_DATASET RECORDS:_
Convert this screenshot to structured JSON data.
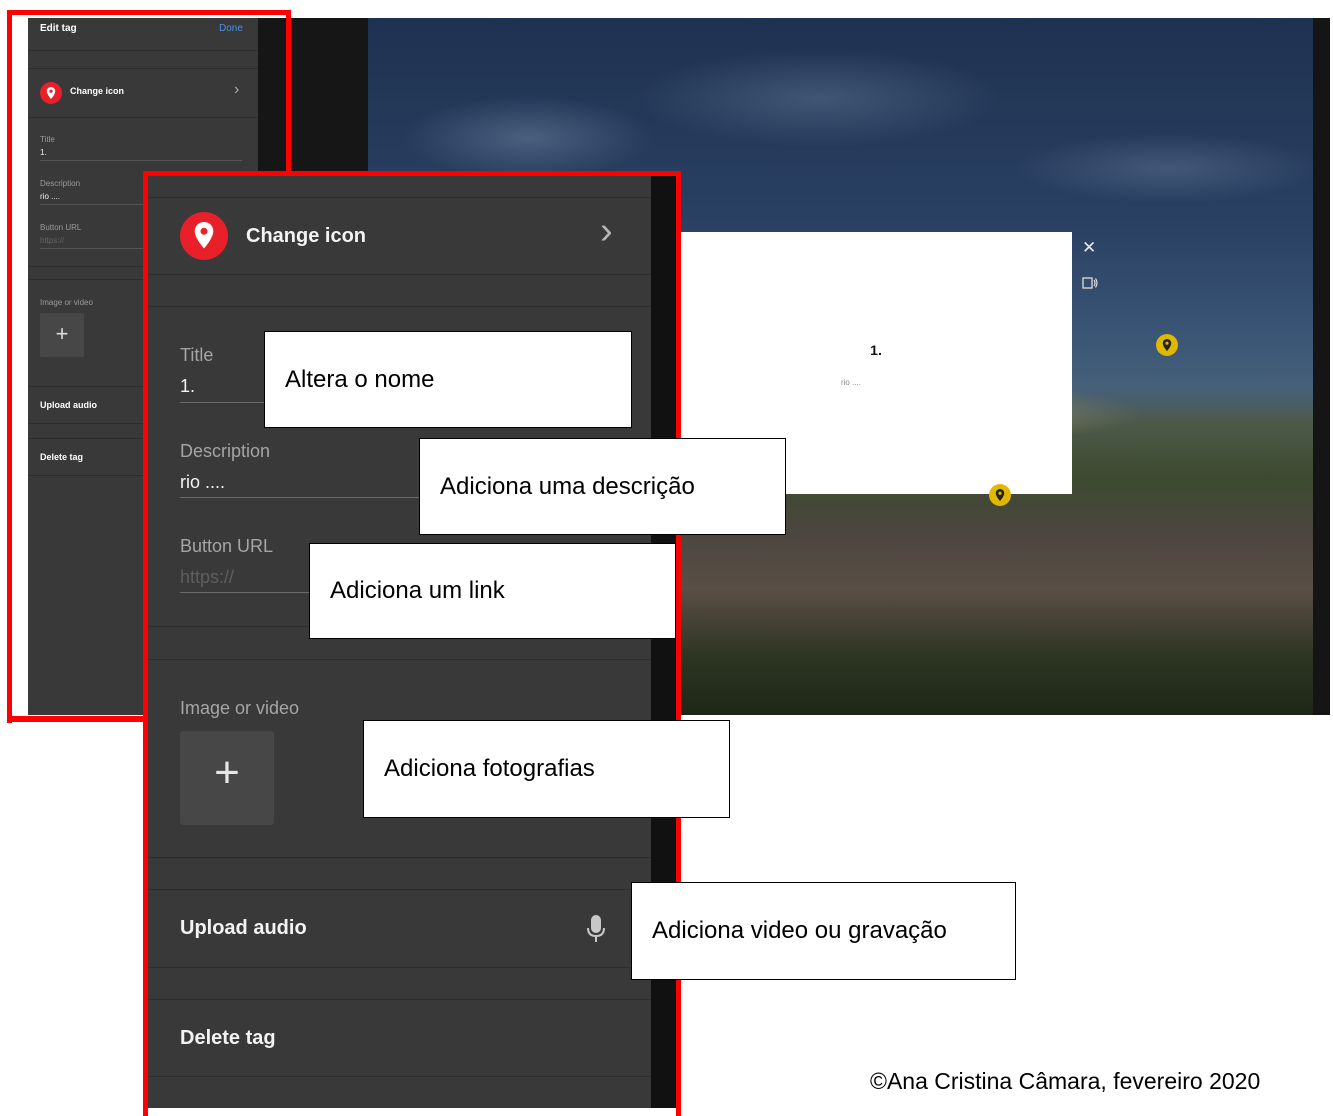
{
  "small_panel": {
    "header_title": "Edit tag",
    "done_label": "Done",
    "change_icon_label": "Change icon",
    "title_label": "Title",
    "title_value": "1.",
    "description_label": "Description",
    "description_value": "rio ....",
    "button_url_label": "Button URL",
    "button_url_placeholder": "https://",
    "image_video_label": "Image or video",
    "upload_audio_label": "Upload audio",
    "delete_tag_label": "Delete tag"
  },
  "popup": {
    "title": "1.",
    "description": "rio ...."
  },
  "zoomed_panel": {
    "change_icon_label": "Change icon",
    "title_label": "Title",
    "title_value": "1.",
    "description_label": "Description",
    "description_value": "rio ....",
    "button_url_label": "Button URL",
    "button_url_placeholder": "https://",
    "image_video_label": "Image or video",
    "upload_audio_label": "Upload audio",
    "delete_tag_label": "Delete tag"
  },
  "callouts": {
    "title": "Altera o nome",
    "description": "Adiciona uma descrição",
    "link": "Adiciona um link",
    "photos": "Adiciona fotografias",
    "audio": "Adiciona video ou gravação"
  },
  "credit": "©Ana Cristina Câmara, fevereiro 2020",
  "colors": {
    "accent_red": "#ff0000",
    "done_blue": "#4a90e2",
    "pin_red": "#e8202a",
    "pin_yellow": "#e0b800",
    "panel_bg": "#393939"
  },
  "icons": {
    "pin": "map-pin-icon",
    "chevron": "chevron-right-icon",
    "plus": "plus-icon",
    "mic": "microphone-icon",
    "close": "close-icon",
    "audio_desc": "audio-description-icon"
  }
}
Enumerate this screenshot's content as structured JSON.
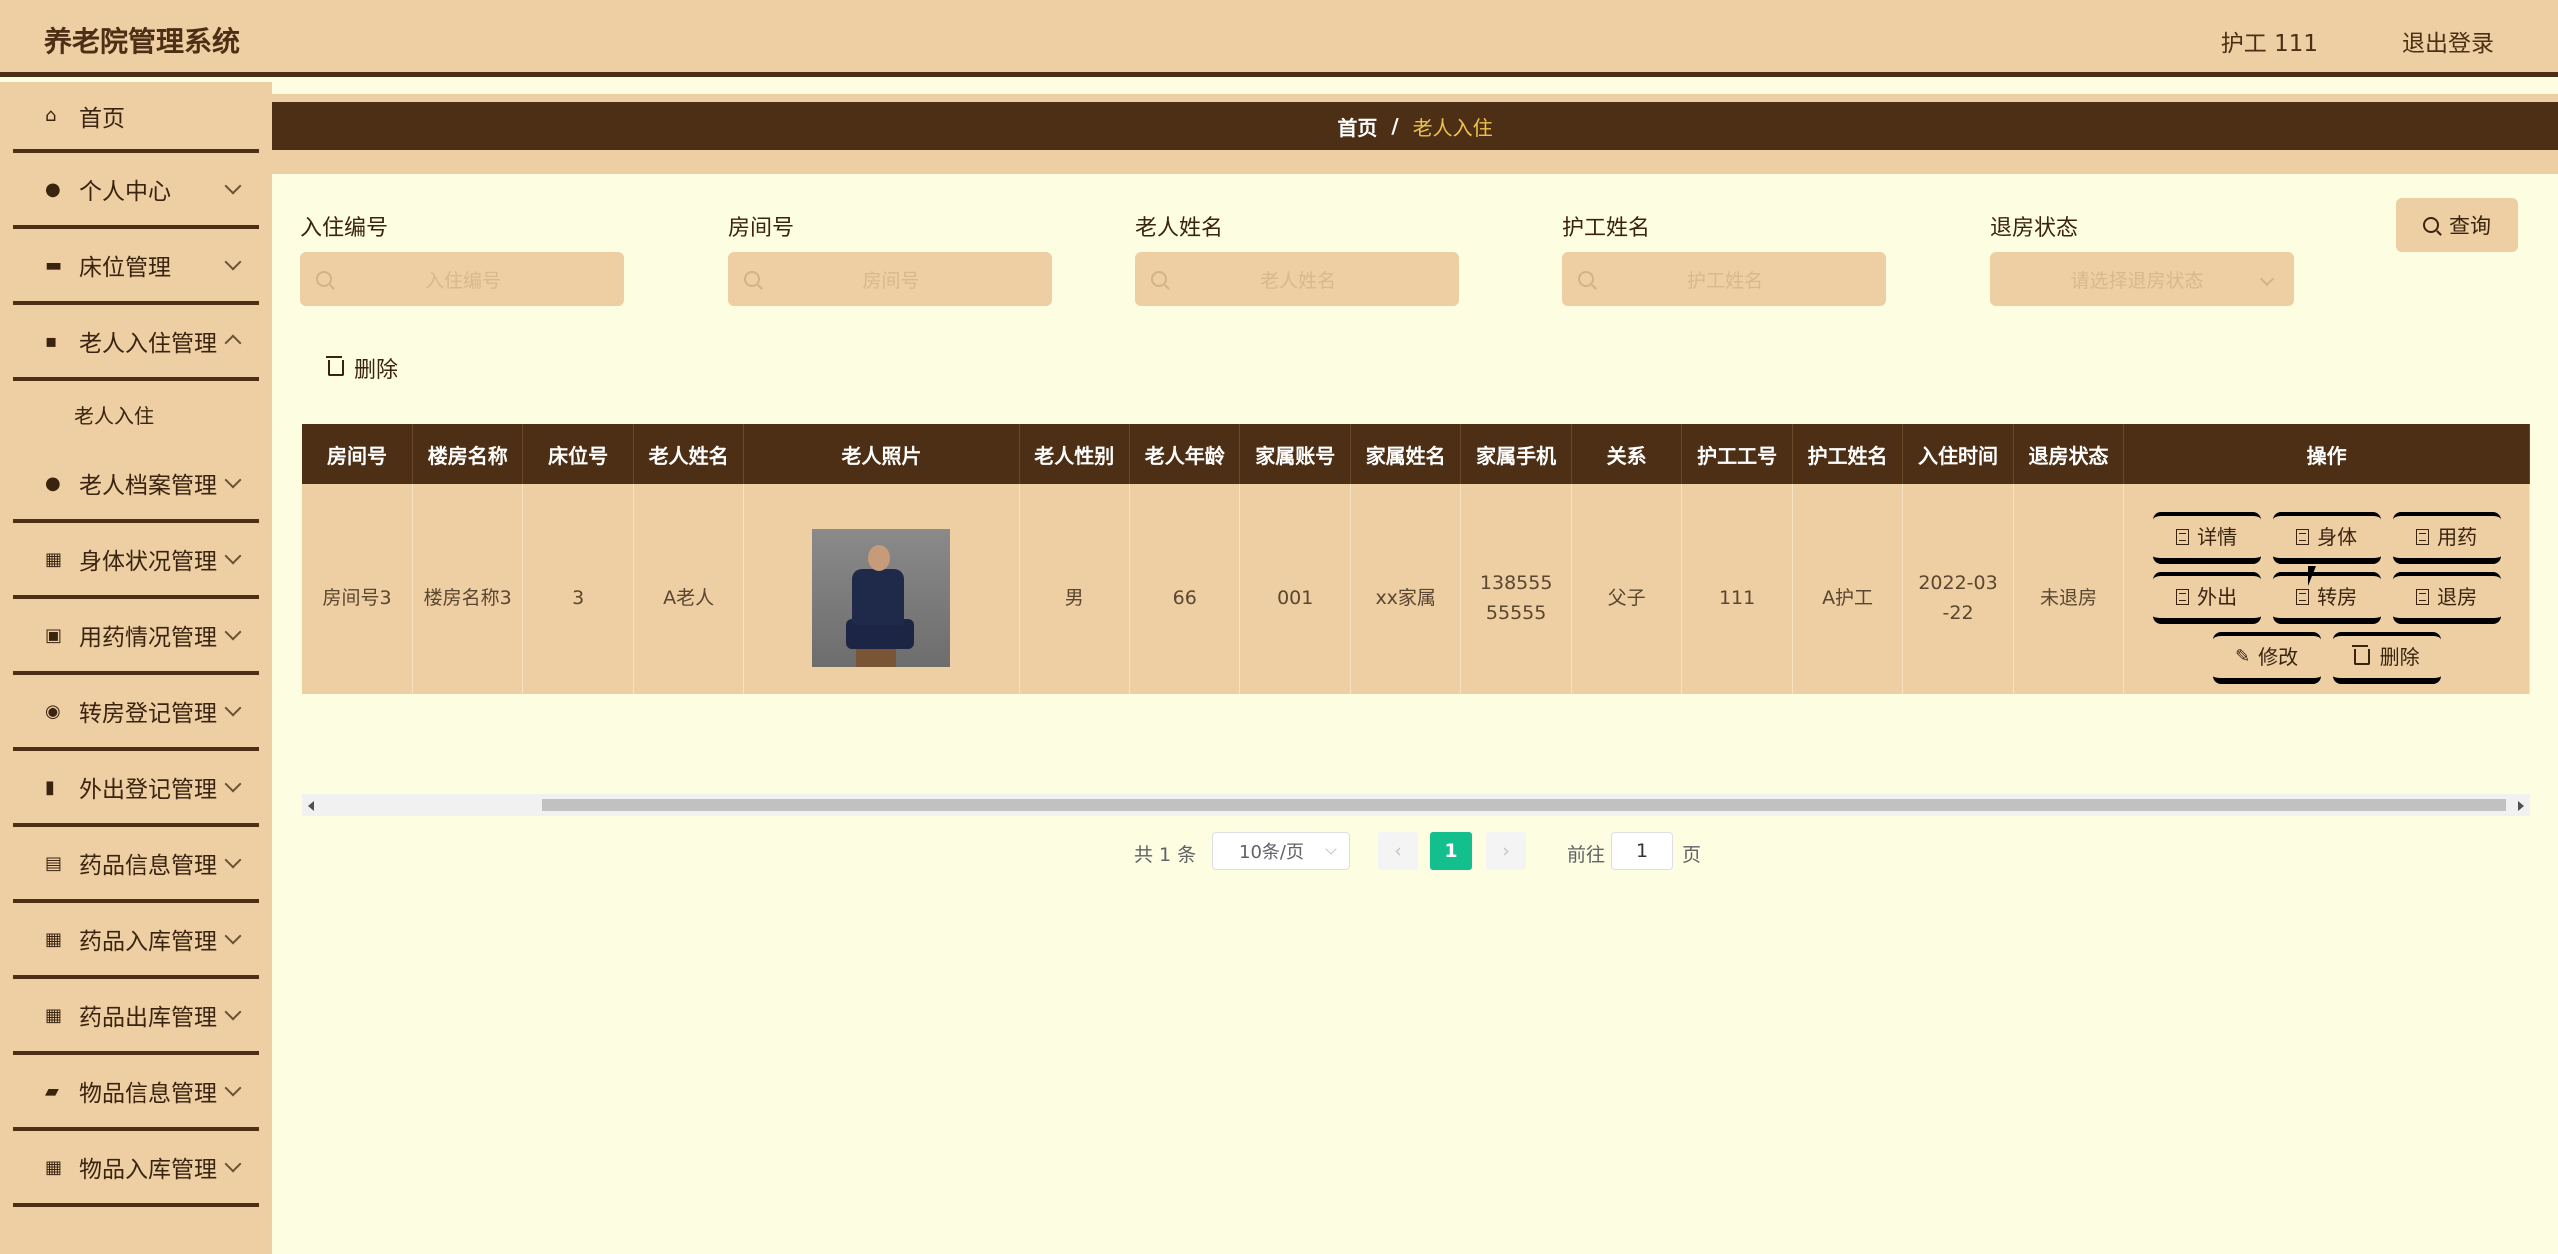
{
  "header": {
    "title": "养老院管理系统",
    "user": "护工 111",
    "logout": "退出登录"
  },
  "sidebar": {
    "items": [
      {
        "label": "首页",
        "icon": "home-icon",
        "glyph": "⌂"
      },
      {
        "label": "个人中心",
        "icon": "user-icon",
        "glyph": "●"
      },
      {
        "label": "床位管理",
        "icon": "bed-icon",
        "glyph": "▬"
      },
      {
        "label": "老人入住管理",
        "icon": "chat-icon",
        "glyph": "▪"
      },
      {
        "sub": "老人入住"
      },
      {
        "label": "老人档案管理",
        "icon": "user-icon",
        "glyph": "●"
      },
      {
        "label": "身体状况管理",
        "icon": "grid-icon",
        "glyph": "▦"
      },
      {
        "label": "用药情况管理",
        "icon": "clipboard-icon",
        "glyph": "▣"
      },
      {
        "label": "转房登记管理",
        "icon": "location-icon",
        "glyph": "◉"
      },
      {
        "label": "外出登记管理",
        "icon": "bar-chart-icon",
        "glyph": "▮"
      },
      {
        "label": "药品信息管理",
        "icon": "line-chart-icon",
        "glyph": "▤"
      },
      {
        "label": "药品入库管理",
        "icon": "grid-icon",
        "glyph": "▦"
      },
      {
        "label": "药品出库管理",
        "icon": "grid-icon",
        "glyph": "▦"
      },
      {
        "label": "物品信息管理",
        "icon": "wallet-icon",
        "glyph": "▰"
      },
      {
        "label": "物品入库管理",
        "icon": "grid-icon",
        "glyph": "▦"
      }
    ]
  },
  "breadcrumb": {
    "home": "首页",
    "sep": "/",
    "current": "老人入住"
  },
  "search": {
    "fields": [
      {
        "label": "入住编号",
        "placeholder": "入住编号"
      },
      {
        "label": "房间号",
        "placeholder": "房间号"
      },
      {
        "label": "老人姓名",
        "placeholder": "老人姓名"
      },
      {
        "label": "护工姓名",
        "placeholder": "护工姓名"
      },
      {
        "label": "退房状态",
        "placeholder": "请选择退房状态"
      }
    ],
    "query_label": "查询"
  },
  "toolbar": {
    "delete_label": "删除"
  },
  "table": {
    "headers": [
      "房间号",
      "楼房名称",
      "床位号",
      "老人姓名",
      "老人照片",
      "老人性别",
      "老人年龄",
      "家属账号",
      "家属姓名",
      "家属手机",
      "关系",
      "护工工号",
      "护工姓名",
      "入住时间",
      "退房状态",
      "操作"
    ],
    "rows": [
      {
        "room": "房间号3",
        "building": "楼房名称3",
        "bed": "3",
        "name": "A老人",
        "gender": "男",
        "age": "66",
        "family_account": "001",
        "family_name": "xx家属",
        "family_phone": "13855555555",
        "relation": "父子",
        "nurse_id": "111",
        "nurse_name": "A护工",
        "checkin_time": "2022-03-22",
        "checkout_status": "未退房"
      }
    ],
    "actions": [
      "详情",
      "身体",
      "用药",
      "外出",
      "转房",
      "退房",
      "修改",
      "删除"
    ]
  },
  "pagination": {
    "total": "共 1 条",
    "page_size": "10条/页",
    "current": "1",
    "goto": "前往",
    "goto_value": "1",
    "unit": "页"
  },
  "colors": {
    "accent": "#4d2f15",
    "panel": "#edcfa3",
    "background": "#fdfde1",
    "page_active": "#13c08d",
    "breadcrumb_current": "#f0c24d"
  }
}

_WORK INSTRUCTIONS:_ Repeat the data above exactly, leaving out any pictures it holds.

_SOLUTION BELOW:_
Convert this screenshot to structured JSON data.
{
  "small_panel": {
    "header_title": "Edit tag",
    "done_label": "Done",
    "change_icon_label": "Change icon",
    "title_label": "Title",
    "title_value": "1.",
    "description_label": "Description",
    "description_value": "rio ....",
    "button_url_label": "Button URL",
    "button_url_placeholder": "https://",
    "image_video_label": "Image or video",
    "upload_audio_label": "Upload audio",
    "delete_tag_label": "Delete tag"
  },
  "popup": {
    "title": "1.",
    "description": "rio ...."
  },
  "zoomed_panel": {
    "change_icon_label": "Change icon",
    "title_label": "Title",
    "title_value": "1.",
    "description_label": "Description",
    "description_value": "rio ....",
    "button_url_label": "Button URL",
    "button_url_placeholder": "https://",
    "image_video_label": "Image or video",
    "upload_audio_label": "Upload audio",
    "delete_tag_label": "Delete tag"
  },
  "callouts": {
    "title": "Altera o nome",
    "description": "Adiciona uma descrição",
    "link": "Adiciona um link",
    "photos": "Adiciona fotografias",
    "audio": "Adiciona video ou gravação"
  },
  "credit": "©Ana Cristina Câmara, fevereiro 2020",
  "colors": {
    "accent_red": "#ff0000",
    "done_blue": "#4a90e2",
    "pin_red": "#e8202a",
    "pin_yellow": "#e0b800",
    "panel_bg": "#393939"
  },
  "icons": {
    "pin": "map-pin-icon",
    "chevron": "chevron-right-icon",
    "plus": "plus-icon",
    "mic": "microphone-icon",
    "close": "close-icon",
    "audio_desc": "audio-description-icon"
  }
}
Enumerate this screenshot's content as structured JSON.
{
  "header": {
    "title": "养老院管理系统",
    "user": "护工 111",
    "logout": "退出登录"
  },
  "sidebar": {
    "items": [
      {
        "label": "首页",
        "icon": "home-icon",
        "glyph": "⌂"
      },
      {
        "label": "个人中心",
        "icon": "user-icon",
        "glyph": "●"
      },
      {
        "label": "床位管理",
        "icon": "bed-icon",
        "glyph": "▬"
      },
      {
        "label": "老人入住管理",
        "icon": "chat-icon",
        "glyph": "▪"
      },
      {
        "sub": "老人入住"
      },
      {
        "label": "老人档案管理",
        "icon": "user-icon",
        "glyph": "●"
      },
      {
        "label": "身体状况管理",
        "icon": "grid-icon",
        "glyph": "▦"
      },
      {
        "label": "用药情况管理",
        "icon": "clipboard-icon",
        "glyph": "▣"
      },
      {
        "label": "转房登记管理",
        "icon": "location-icon",
        "glyph": "◉"
      },
      {
        "label": "外出登记管理",
        "icon": "bar-chart-icon",
        "glyph": "▮"
      },
      {
        "label": "药品信息管理",
        "icon": "line-chart-icon",
        "glyph": "▤"
      },
      {
        "label": "药品入库管理",
        "icon": "grid-icon",
        "glyph": "▦"
      },
      {
        "label": "药品出库管理",
        "icon": "grid-icon",
        "glyph": "▦"
      },
      {
        "label": "物品信息管理",
        "icon": "wallet-icon",
        "glyph": "▰"
      },
      {
        "label": "物品入库管理",
        "icon": "grid-icon",
        "glyph": "▦"
      }
    ]
  },
  "breadcrumb": {
    "home": "首页",
    "sep": "/",
    "current": "老人入住"
  },
  "search": {
    "fields": [
      {
        "label": "入住编号",
        "placeholder": "入住编号"
      },
      {
        "label": "房间号",
        "placeholder": "房间号"
      },
      {
        "label": "老人姓名",
        "placeholder": "老人姓名"
      },
      {
        "label": "护工姓名",
        "placeholder": "护工姓名"
      },
      {
        "label": "退房状态",
        "placeholder": "请选择退房状态"
      }
    ],
    "query_label": "查询"
  },
  "toolbar": {
    "delete_label": "删除"
  },
  "table": {
    "headers": [
      "房间号",
      "楼房名称",
      "床位号",
      "老人姓名",
      "老人照片",
      "老人性别",
      "老人年龄",
      "家属账号",
      "家属姓名",
      "家属手机",
      "关系",
      "护工工号",
      "护工姓名",
      "入住时间",
      "退房状态",
      "操作"
    ],
    "rows": [
      {
        "room": "房间号3",
        "building": "楼房名称3",
        "bed": "3",
        "name": "A老人",
        "gender": "男",
        "age": "66",
        "family_account": "001",
        "family_name": "xx家属",
        "family_phone": "13855555555",
        "relation": "父子",
        "nurse_id": "111",
        "nurse_name": "A护工",
        "checkin_time": "2022-03-22",
        "checkout_status": "未退房"
      }
    ],
    "actions": [
      "详情",
      "身体",
      "用药",
      "外出",
      "转房",
      "退房",
      "修改",
      "删除"
    ]
  },
  "pagination": {
    "total": "共 1 条",
    "page_size": "10条/页",
    "current": "1",
    "goto": "前往",
    "goto_value": "1",
    "unit": "页"
  },
  "colors": {
    "accent": "#4d2f15",
    "panel": "#edcfa3",
    "background": "#fdfde1",
    "page_active": "#13c08d",
    "breadcrumb_current": "#f0c24d"
  }
}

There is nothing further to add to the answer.